On Sudanese Playwright-Poet Adil Ibrahim Muhammed Khair

Adil Ibrahim Muhammed Khair, sometimes called the “Sudanese philosopher of theatre,” is particularly known for turning toxic masculinity into sharp-edged humor:

Lemya Shammat

Adil Ibrahim Muhammed Khair — born in February 1955 in Khartoum — is an eminent Sudanese playwright, scriptwriter and poet and one of the all-time greats of  Sudanese live theatre. His more than three-decade-long contribution includes many radio, television, and theatrical works that resulted from more than a dozen marvelously perceptive and fun-filled plays.

Khair began his cooperation with the National Broadcasting Corporation in 1975, before he graduated from Cairo University’s Department of Philosophy in Khartoum in 1984. In a 2018 interview with al-Quds al-Arabi, Adil revealed that, during his cruel and shattered childhood, reading was his only solace, before he found his voice in writing. He said it was his grandmother who greatly influenced his life and imagination. Khair was raised by his grandmother, who introduced him to drama through her participation in the Zar ceremony, a Sudanese spiritual practice “that entails spirit possession and trance-like performance,” usually held by women who fiercely dance to a backdrop of strong throbbing drums. Khair recalled that his grandmother used to have 13 bags full of distinct and diverse ritual outfits.

His piercingly ironic stagings, with their distinctive flavor and transgressive sense of humor, have defined the style of his theatricality. Khair gained a nationwide reputation through works that elegantly and openly address many hot-button issues, often woman-centric ones. The oft-avoided topics and unspoken aspects of womanhood, as well as the burdensome baggage that comes with it, have been creatively and artfully analyzed, discussed, and woven into the fabric of his plays in a way that doesn’t feel direct or heavy-handed.

Few playwrights have nailed such issues as profoundly and shrewdly as Khair. His hugely entertaining and illuminating shows strive to wake society up to the true cost of oppressing, degrading, and marginalizing women. It is no surprise that cheering, clapping and whistles resound across National Theatre space and neighboring areas at the end of his eagerly awaited shows, which continue to attract crowds of theatre-goers.

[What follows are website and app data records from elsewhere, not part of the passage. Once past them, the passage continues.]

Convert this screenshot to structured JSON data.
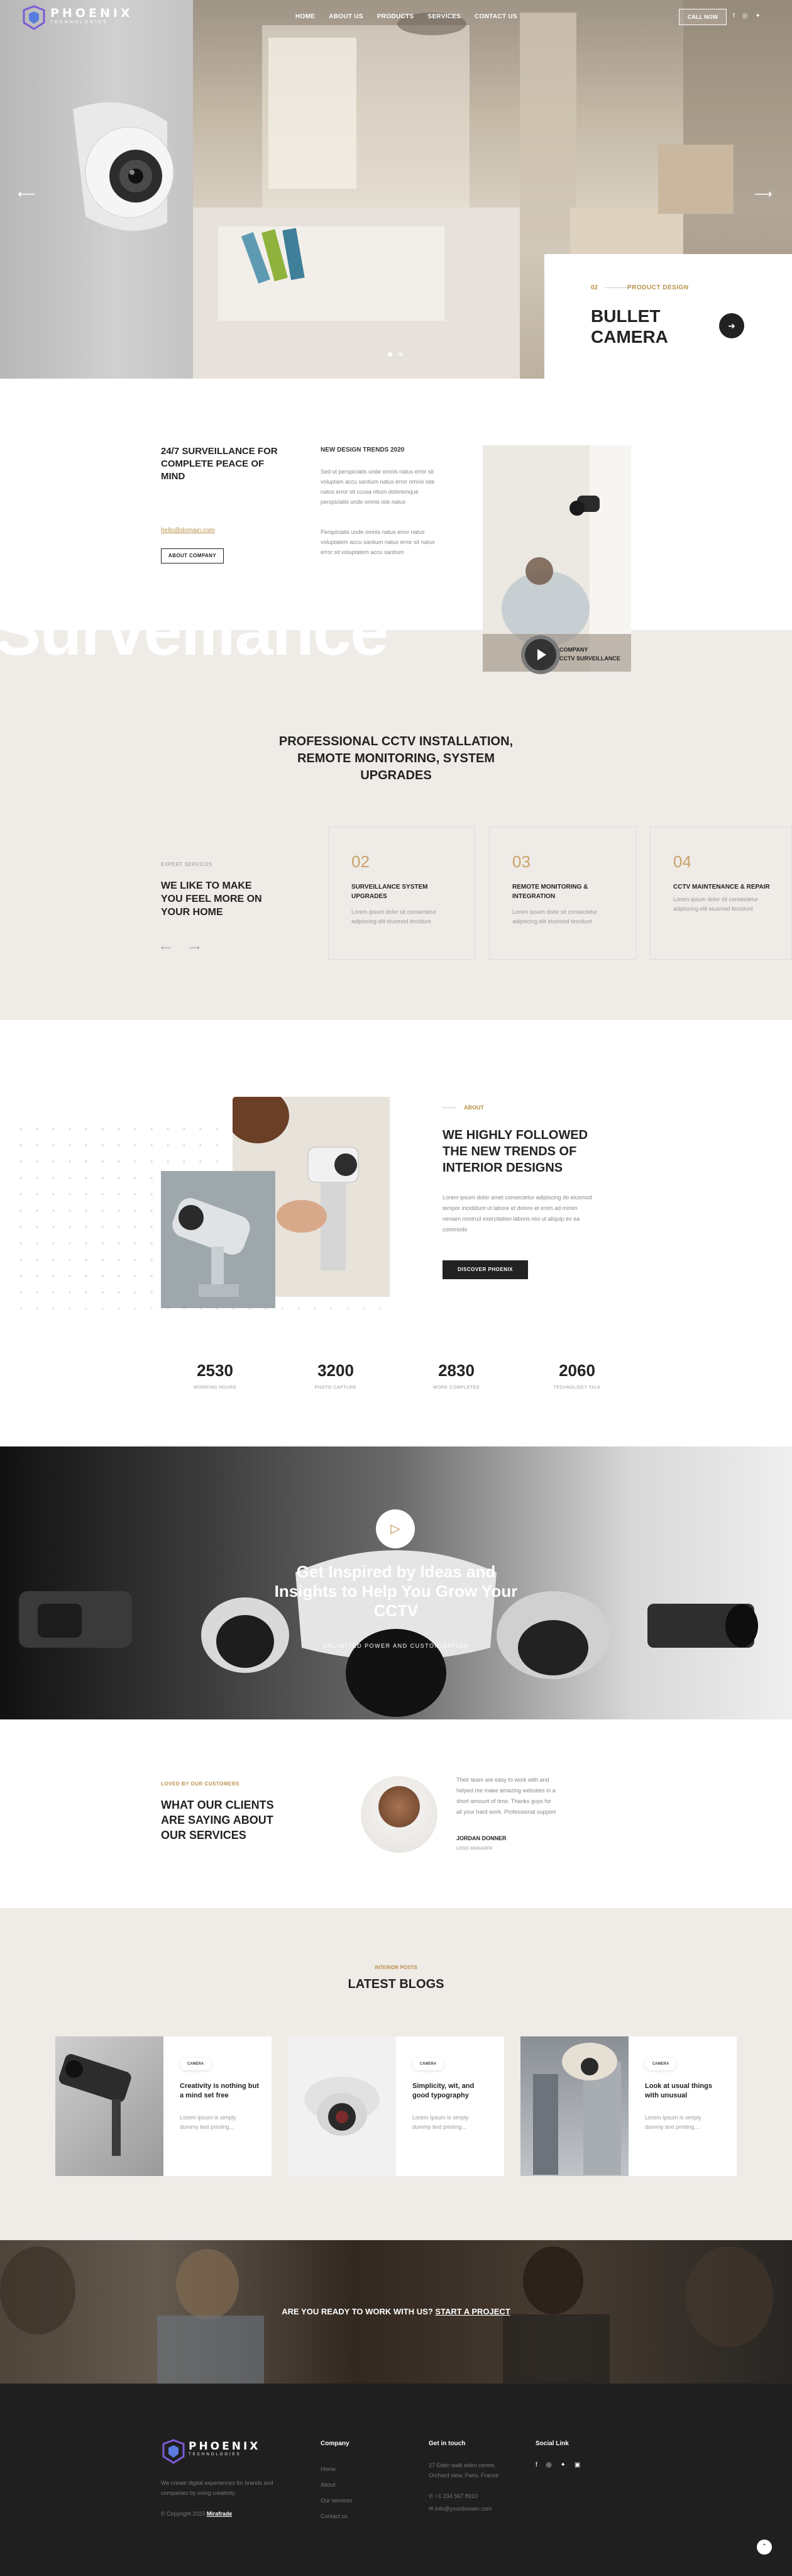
{
  "brand": {
    "name": "PHOENIX",
    "sub": "TECHNOLOGIES",
    "accent": "#b8904a",
    "dark": "#222222"
  },
  "nav": {
    "items": [
      "HOME",
      "ABOUT US",
      "PRODUCTS",
      "SERVICES",
      "CONTACT US"
    ],
    "call_label": "CALL NOW",
    "social": [
      "f",
      "◎",
      "✦"
    ]
  },
  "hero": {
    "num": "02",
    "category": "PRODUCT DESIGN",
    "title": "BULLET CAMERA",
    "prev_icon": "⟵",
    "next_icon": "⟶"
  },
  "about": {
    "title": "24/7 SURVEILLANCE FOR COMPLETE PEACE OF MIND",
    "email": "hello@domain.com",
    "button": "ABOUT COMPANY",
    "trend_heading": "NEW DESIGN TRENDS 2020",
    "trend_p1": "Sed ut perspiciatis unde omnis natus error sit voluptam accu santium natus error omnis iste natus error sit ccusa ntium doloremque perspiciatis unde omnis iste natus",
    "trend_p2": "Perspiciatis unde omnis natus error natus voluptatem accu santium natus error sit natus error sit voluptatem accu santium",
    "big_word": "Surveillance",
    "play_line1": "COMPANY",
    "play_line2": "CCTV SURVEILLANCE"
  },
  "services": {
    "heading": "PROFESSIONAL CCTV INSTALLATION, REMOTE MONITORING, SYSTEM UPGRADES",
    "label": "EXPERT SERVICES",
    "title": "WE LIKE TO MAKE YOU FEEL MORE ON YOUR HOME",
    "arrows": "⟵ ⟶",
    "cards": [
      {
        "num": "02",
        "title": "SURVEILLANCE SYSTEM UPGRADES",
        "desc": "Lorem ipsum dolor sit consectetur adipiscing elit eiusmod tincidunt"
      },
      {
        "num": "03",
        "title": "REMOTE MONITORING & INTEGRATION",
        "desc": "Lorem ipsum dolor sit consectetur adipiscing elit eiusmod tincidunt"
      },
      {
        "num": "04",
        "title": "CCTV MAINTENANCE & REPAIR",
        "desc": "Lorem ipsum dolor sit consectetur adipiscing elit eiusmod tincidunt"
      }
    ]
  },
  "features": {
    "label": "ABOUT",
    "title": "WE HIGHLY FOLLOWED THE NEW TRENDS OF INTERIOR DESIGNS",
    "text": "Lorem ipsum dolor amet consectetur adipiscing do eiusmod tempor incididunt ut labore et dolore et enim ad minim veniam nostrud exercitation laboris nisi ut aliquip ex ea commodo",
    "button": "DISCOVER PHOENIX",
    "stats": [
      {
        "value": "2530",
        "label": "WORKING HOURS"
      },
      {
        "value": "3200",
        "label": "PHOTO CAPTURE"
      },
      {
        "value": "2830",
        "label": "WORK COMPLETED"
      },
      {
        "value": "2060",
        "label": "TECHNOLOGY TALK"
      }
    ]
  },
  "video": {
    "play_icon": "▷",
    "title": "Get Inspired by Ideas and Insights to Help You Grow Your CCTV",
    "sub": "UNLIMITED POWER AND CUSTOMIZATION"
  },
  "testimonial": {
    "label": "LOVED BY OUR CUSTOMERS",
    "title": "WHAT OUR CLIENTS ARE SAYING ABOUT OUR SERVICES",
    "quote": "Their team are easy to work with and helped me make amazing websites in a short amount of time. Thanks guys for all your hard work. Professional support",
    "name": "JORDAN DONNER",
    "role": "LOGO MANAGER"
  },
  "blog": {
    "label": "INTERIOR POSTS",
    "title": "LATEST BLOGS",
    "posts": [
      {
        "tag": "CAMERA",
        "title": "Creativity is nothing but a mind set free",
        "desc": "Lorem Ipsum is simply dummy text printing..."
      },
      {
        "tag": "CAMERA",
        "title": "Simplicity, wit, and good typography",
        "desc": "Lorem Ipsum is simply dummy text printing..."
      },
      {
        "tag": "CAMERA",
        "title": "Look at usual things with unusual",
        "desc": "Lorem Ipsum is simply dummy text printing..."
      }
    ]
  },
  "cta": {
    "text": "ARE YOU READY TO WORK WITH US? ",
    "link": "START A PROJECT"
  },
  "footer": {
    "desc": "We create digital experiences for brands and companies by using creativity.",
    "copy_prefix": "© Copyright 2023 ",
    "copy_brand": "Mirafrade",
    "company_heading": "Company",
    "company_links": [
      "Home",
      "About",
      "Our services",
      "Contact us"
    ],
    "contact_heading": "Get in touch",
    "contact_address": "27 Eden walk eden centre, Orchard view, Paris, France",
    "contact_phone": "+1 234 567 8910",
    "contact_email": "info@yourdomain.com",
    "social_heading": "Social Link",
    "social": [
      "f",
      "◎",
      "✦",
      "▣"
    ],
    "scroll_icon": "⌃"
  }
}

“The Women’s Ward in the Madhouse,” “Kandaka,” and “Bit Al-Mena Bit Massa’d” — a Sudanese version of Federico Garcia Lorca’s “ House of Bernarda Alba” trilogy is one in which Khair highlights oppressive social, patriarchal forms of oppression, marital disharmony, and the heavy domestic burden that falls on women. He also reflects on the women who refuse to be silenced, subdued, and tamed, and the unbearably enormous consequences that accompany this choice. His shows are unceasingly keen to shed light on the peripheral, forgotten, and heavily tasked lives of women, and the odds that are stacked against women, which take a toll on mental and physical health. He also portray’s women’s inner woes and fears, the cruelty and unfairness that devour much of their lives, the roles they have been pushed into and the rigidly gendered stereotypes. These seem to cause onlookers to bark with laughter at the bitterly gibed and mocked toxic masculinity, or feel the themes tug at their heartstring and cause sharp bangs of guilt for an audience that is being glided smoothly into being made aware of the injustices tunneling under the beliefs of the society that continues to feign a blind eye at them.

Adil Ibrahim Muhammed Khair has truly graced the Sudanese theatre, pushing it to be an environment inclusive of a broad spectrum of society, with generous doses of art uncompromised by market demands. His plays unfold life in front of the audience and lay bare the potentially destructive inhumanity and ugliness of patriarchy, offering them a true reflection of society through his smart and multi-tonal shows. These nourish theatrical souls and bring a sense of togetherness, shared euphoria, and appreciation.

Khair’s shows make the slow-paced town and the dilapidated, decayed and history-laden theatre building pulse with energy and life, pumping lifeblood into the underfunded and cash-starved local performance arts.

Essayist, short-story writer, and critic Lemya Shammat has a PhD in English Language and Linguistics from Khartoum University and is an Assistant Professor at King Saud Bin Abdul Aziz University in Jeddah, Saudi Arabia. A member of the Sudanese Writers Union, Shammat has published a book on literary criticism and discourse analysis as well as a collection of short-short stories. She also translates between English and Arabic, and her work appears in ArabLit Quarterly.